The Frustrations of a Woman
The short story, “The Chrysanthemums,” by John Steinbeck is one of painful realization and grave disappointment. The female character, Elisa, in the story is a strong willed and very proud woman that is overwhelmed with the frustrations in her life. Her frustration is rooted in her desire for children and a loving husband in which she has neither in her life. The only escape from her disappointments she has is her tiny fenced in flower garden where she grows her chrysanthemums. The author, John Steinbeck, symbolizes Elisa’s inner femininity and sexuality with the chrysanthemums.
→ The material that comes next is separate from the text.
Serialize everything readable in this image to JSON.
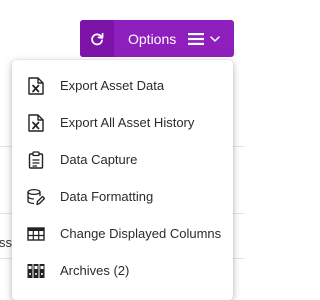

In the beginning of the story is a crude description and overview of Elisa lending little noticeable importance of the chrysanthemums to her. Steinbeck’s preliminary depiction of her is one of manly attributes. “Her face was lean and strong” and “her figure looked blocked and heavy in her gardening costume” (Steinbeck 171). She is a woman yet her description is more fitting of a man her age. It isn’t until her husband approaches that the importance of the chrysanthemums begins to first emerge. Her husband, Henry, observes that she has got a gift for growing strong crops of chrysanthemums. He even semi compliments her by saying, “some of those yellow chrysanthemums you had this year were ten inches across” (Steinbeck 171). Only to follow it with saying he wished she could raise apples as big as her flowers with a sarcastic overtone. Her reaction to this belittling comment was angry and strong. “Her eyes sharpened” and she retorted by saying that she had a gift for these things and “maybe I could do it, too” (Steinbeck 172). The reaction she has towards her husband represents her frustration that Henry doesn’t recognize her femininity and ability to anything more complicated than growing flowers. Her desire to care for children is displayed in her care for the chrysanthemums. She gave great attention making sure there were pests or...